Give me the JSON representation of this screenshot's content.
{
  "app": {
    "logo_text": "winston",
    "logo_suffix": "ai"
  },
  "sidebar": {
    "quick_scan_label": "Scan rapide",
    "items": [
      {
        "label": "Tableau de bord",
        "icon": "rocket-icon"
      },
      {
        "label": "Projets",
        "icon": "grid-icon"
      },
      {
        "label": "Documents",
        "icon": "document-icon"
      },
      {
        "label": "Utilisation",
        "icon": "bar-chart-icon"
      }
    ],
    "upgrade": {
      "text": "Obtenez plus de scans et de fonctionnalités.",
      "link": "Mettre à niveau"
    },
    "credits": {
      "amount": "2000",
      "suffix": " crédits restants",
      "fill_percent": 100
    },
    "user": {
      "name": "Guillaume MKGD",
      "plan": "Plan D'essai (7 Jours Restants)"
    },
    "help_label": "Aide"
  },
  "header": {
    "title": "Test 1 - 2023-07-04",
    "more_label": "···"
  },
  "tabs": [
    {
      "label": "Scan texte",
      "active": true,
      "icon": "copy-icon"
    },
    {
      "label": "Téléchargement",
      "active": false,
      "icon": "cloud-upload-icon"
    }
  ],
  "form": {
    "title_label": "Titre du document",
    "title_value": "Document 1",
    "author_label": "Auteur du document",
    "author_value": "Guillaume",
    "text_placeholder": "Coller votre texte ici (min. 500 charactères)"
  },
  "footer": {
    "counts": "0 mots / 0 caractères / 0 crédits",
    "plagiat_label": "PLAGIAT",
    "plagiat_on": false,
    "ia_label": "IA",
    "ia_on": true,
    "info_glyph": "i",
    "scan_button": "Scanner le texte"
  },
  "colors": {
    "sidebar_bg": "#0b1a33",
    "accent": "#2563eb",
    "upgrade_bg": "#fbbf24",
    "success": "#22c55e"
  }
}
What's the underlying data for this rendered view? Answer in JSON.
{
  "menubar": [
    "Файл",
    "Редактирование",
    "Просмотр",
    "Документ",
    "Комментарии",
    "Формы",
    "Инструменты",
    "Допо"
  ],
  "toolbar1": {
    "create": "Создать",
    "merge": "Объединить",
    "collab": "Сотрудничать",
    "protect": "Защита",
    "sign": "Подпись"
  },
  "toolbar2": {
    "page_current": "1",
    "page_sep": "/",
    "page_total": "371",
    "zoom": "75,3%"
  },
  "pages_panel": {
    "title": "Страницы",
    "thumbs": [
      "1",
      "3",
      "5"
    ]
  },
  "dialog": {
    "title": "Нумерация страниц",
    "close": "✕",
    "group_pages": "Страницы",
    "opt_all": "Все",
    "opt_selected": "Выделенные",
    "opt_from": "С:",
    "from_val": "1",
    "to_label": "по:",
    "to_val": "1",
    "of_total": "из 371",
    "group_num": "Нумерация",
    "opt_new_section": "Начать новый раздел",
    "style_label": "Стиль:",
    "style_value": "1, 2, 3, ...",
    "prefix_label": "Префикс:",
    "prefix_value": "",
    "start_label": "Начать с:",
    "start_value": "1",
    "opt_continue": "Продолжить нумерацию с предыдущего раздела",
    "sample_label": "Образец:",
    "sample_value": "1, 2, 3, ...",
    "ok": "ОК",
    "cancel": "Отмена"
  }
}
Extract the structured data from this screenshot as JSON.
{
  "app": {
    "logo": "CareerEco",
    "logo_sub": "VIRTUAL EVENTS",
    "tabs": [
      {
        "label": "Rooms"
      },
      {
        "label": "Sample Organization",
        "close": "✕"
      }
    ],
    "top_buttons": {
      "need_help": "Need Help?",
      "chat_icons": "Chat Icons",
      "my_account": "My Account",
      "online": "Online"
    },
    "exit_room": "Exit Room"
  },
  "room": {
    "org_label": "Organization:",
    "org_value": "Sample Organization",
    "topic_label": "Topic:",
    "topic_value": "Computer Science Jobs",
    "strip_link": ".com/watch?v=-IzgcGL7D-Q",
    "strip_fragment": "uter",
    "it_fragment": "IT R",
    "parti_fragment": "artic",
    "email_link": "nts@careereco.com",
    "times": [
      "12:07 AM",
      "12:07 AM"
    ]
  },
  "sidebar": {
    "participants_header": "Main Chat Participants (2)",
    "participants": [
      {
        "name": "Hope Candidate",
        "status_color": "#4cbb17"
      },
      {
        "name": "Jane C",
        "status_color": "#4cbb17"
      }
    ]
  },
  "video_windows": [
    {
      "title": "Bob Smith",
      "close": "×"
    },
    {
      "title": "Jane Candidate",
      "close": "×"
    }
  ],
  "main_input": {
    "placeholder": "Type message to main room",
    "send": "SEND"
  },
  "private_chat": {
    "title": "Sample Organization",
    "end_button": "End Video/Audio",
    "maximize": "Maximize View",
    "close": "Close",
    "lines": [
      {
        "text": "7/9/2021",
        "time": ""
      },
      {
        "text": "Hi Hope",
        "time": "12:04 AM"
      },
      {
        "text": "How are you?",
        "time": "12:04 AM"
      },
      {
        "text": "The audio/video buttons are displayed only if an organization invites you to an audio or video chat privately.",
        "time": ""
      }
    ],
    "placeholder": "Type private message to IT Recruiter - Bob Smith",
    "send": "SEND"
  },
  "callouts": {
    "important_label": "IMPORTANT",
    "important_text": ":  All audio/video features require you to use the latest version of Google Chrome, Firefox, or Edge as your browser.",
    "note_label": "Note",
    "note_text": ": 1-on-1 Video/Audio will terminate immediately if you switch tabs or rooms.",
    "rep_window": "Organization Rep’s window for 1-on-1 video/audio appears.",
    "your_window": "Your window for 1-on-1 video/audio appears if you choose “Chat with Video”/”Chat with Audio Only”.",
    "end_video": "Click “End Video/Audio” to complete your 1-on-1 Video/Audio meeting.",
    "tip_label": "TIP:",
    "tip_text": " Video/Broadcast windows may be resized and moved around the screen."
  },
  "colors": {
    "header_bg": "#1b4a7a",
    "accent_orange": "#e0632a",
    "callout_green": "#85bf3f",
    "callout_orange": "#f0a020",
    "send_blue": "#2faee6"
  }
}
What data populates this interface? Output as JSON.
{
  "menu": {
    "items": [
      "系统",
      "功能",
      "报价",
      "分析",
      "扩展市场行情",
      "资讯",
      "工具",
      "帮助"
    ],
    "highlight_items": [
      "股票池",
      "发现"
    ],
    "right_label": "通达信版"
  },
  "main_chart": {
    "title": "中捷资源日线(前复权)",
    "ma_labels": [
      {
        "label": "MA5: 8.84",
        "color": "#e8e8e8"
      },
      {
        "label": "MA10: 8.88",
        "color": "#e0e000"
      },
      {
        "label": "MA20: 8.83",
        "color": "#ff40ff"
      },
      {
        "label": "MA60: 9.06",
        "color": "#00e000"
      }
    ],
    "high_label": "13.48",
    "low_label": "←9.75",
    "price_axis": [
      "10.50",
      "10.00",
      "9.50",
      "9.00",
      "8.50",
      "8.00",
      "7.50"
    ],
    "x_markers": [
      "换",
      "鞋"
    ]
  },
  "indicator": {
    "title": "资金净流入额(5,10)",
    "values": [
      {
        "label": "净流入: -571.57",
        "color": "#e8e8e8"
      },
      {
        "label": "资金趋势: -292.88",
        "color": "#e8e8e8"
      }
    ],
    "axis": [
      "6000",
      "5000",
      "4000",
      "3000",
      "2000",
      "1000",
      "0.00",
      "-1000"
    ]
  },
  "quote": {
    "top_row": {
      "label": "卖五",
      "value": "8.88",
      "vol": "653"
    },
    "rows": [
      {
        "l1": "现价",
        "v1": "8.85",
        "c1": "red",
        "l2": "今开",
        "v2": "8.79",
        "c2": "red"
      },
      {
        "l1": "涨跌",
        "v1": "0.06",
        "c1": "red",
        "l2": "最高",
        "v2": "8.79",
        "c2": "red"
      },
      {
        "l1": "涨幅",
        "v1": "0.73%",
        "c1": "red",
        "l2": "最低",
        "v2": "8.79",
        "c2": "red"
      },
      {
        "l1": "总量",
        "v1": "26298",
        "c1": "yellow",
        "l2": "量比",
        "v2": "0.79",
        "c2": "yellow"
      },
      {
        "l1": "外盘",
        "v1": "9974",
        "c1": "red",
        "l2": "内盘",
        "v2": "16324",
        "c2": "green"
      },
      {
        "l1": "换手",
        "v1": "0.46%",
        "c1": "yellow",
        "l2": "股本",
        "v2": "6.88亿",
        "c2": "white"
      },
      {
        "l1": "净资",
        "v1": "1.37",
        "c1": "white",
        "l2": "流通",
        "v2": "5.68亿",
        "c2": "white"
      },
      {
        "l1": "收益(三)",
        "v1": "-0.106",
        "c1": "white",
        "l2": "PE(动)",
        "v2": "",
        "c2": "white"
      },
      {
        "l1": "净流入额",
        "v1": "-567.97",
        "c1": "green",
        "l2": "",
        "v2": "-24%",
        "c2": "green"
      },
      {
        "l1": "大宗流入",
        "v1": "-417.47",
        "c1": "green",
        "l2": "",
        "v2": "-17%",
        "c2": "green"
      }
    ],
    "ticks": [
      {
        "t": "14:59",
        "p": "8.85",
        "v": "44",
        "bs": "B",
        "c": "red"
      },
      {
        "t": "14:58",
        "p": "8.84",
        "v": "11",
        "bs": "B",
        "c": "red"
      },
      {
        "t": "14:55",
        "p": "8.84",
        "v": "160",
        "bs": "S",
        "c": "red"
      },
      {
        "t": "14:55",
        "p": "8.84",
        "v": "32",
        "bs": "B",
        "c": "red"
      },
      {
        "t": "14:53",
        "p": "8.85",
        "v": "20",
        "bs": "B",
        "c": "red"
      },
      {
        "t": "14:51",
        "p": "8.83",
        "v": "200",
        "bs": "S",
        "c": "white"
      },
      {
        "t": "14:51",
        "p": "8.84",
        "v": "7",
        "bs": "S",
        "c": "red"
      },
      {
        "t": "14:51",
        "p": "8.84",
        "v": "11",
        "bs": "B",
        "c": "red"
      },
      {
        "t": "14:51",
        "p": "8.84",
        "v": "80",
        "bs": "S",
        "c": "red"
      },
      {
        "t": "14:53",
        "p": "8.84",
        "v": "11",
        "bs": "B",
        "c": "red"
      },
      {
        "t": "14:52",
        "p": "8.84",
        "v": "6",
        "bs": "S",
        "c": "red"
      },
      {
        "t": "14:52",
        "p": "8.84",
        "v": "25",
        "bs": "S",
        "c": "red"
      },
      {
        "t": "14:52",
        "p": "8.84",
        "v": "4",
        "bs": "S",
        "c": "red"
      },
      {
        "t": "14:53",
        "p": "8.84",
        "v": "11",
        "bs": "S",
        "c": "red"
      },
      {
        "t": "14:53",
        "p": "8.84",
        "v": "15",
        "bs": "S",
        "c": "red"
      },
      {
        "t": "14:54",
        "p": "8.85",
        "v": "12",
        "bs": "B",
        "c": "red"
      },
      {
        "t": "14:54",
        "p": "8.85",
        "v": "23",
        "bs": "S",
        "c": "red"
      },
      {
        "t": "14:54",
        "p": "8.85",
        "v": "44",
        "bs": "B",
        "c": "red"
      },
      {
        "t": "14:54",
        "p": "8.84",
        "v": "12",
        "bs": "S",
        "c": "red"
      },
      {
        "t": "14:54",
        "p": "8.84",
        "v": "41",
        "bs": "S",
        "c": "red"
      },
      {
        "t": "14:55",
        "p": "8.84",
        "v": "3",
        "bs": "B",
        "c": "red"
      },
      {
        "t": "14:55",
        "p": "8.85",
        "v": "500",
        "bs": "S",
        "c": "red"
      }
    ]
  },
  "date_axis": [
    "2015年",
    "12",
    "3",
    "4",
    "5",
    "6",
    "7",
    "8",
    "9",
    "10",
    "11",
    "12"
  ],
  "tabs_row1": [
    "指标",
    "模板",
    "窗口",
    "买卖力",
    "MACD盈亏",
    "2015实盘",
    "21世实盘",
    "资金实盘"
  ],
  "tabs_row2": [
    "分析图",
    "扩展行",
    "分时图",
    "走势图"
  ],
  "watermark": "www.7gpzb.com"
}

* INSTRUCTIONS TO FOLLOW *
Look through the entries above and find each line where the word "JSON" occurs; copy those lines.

* ANSWER *
Give me the JSON representation of this screenshot's content.
What's the underlying data for this rendered view? Answer in JSON.
Extract the structured data from this screenshot as JSON.
What data populates this interface? Output as JSON.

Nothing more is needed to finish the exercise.